People often joke about how software architecture is just about boxes and lines; and while this is true to some extent, being able to draw pictures doesn't make you a software architect. Pictures *are* invaluable during the entirety of the software development process but actually producing decent pictures is a skill in its own right, so much so that we spend some time talking about and practicing it on our 2-day Software Architecture for Developers training course.
I'll be presenting a session called "Effective Sketches" at Skills Matter (Thursday 1st September) and the Software Architect 2011 conference (Wednesday 19th October) where I'll be exploring this topic in more detail. Here's the abstract...
The code might be the architecture but at some point in time you’re going to have to explain how it works, and that’s when the whiteboard pens make their appearance. Where do you start though? How much detail should you include? Technology decisions included or omitted? UML or block diagrams? Join us as we look at some typical diagramming bloopers and show you how to produce effective sketches.
If you want to get a feel for what I'll be talking about in these sessions; take a look at Deliberate practice, effective sketches, Start with the big picture and C4: context, containers, components and classes.

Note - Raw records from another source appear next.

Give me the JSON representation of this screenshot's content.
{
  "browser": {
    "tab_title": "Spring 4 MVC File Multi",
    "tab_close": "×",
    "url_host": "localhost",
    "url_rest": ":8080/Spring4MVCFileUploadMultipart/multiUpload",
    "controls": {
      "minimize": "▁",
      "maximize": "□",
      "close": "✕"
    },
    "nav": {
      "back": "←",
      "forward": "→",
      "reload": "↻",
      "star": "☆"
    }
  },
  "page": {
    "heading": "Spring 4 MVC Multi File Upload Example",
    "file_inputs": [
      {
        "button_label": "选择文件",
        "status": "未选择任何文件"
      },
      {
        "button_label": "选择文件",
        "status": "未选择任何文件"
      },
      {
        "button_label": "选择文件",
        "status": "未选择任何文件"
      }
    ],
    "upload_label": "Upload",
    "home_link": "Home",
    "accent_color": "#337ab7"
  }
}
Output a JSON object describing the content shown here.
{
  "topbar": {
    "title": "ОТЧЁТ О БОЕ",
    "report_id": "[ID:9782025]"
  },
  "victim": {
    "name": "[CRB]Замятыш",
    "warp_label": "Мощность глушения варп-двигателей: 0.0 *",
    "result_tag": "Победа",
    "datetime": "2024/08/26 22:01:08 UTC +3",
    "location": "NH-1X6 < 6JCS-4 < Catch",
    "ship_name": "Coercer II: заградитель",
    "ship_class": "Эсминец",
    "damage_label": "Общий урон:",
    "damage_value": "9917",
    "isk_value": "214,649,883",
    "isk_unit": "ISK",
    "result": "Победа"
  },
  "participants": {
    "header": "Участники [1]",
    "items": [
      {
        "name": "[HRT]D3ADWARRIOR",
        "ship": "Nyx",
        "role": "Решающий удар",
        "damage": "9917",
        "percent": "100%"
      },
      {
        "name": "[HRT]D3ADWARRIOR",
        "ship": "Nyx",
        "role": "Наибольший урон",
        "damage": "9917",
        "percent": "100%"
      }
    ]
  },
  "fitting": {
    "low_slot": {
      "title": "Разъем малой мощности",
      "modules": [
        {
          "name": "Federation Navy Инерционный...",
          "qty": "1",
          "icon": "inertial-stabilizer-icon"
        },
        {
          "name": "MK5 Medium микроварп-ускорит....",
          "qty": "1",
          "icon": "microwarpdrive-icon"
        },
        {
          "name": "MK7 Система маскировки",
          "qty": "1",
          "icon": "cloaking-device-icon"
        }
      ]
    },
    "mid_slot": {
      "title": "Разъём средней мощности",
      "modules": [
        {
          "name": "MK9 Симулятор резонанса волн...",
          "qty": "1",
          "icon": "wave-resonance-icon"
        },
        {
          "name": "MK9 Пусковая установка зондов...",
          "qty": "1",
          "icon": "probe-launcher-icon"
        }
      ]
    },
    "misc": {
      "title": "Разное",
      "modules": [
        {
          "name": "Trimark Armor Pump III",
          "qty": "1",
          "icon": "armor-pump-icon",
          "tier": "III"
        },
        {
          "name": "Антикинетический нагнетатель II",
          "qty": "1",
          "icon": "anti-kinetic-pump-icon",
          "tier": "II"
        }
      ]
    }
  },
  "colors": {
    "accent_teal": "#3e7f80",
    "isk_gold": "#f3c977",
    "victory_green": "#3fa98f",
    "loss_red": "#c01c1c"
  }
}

Simon is an independent consultant specializing in software architecture, and the author of Software Architecture for Developers (a developer-friendly guide to software architecture, technical leadership and the balance with agility). He’s also the creator of the C4 software architecture model and the founder of Structurizr, which is a collection of open source and commercial tooling to help software teams visualise, document and explore their software architecture.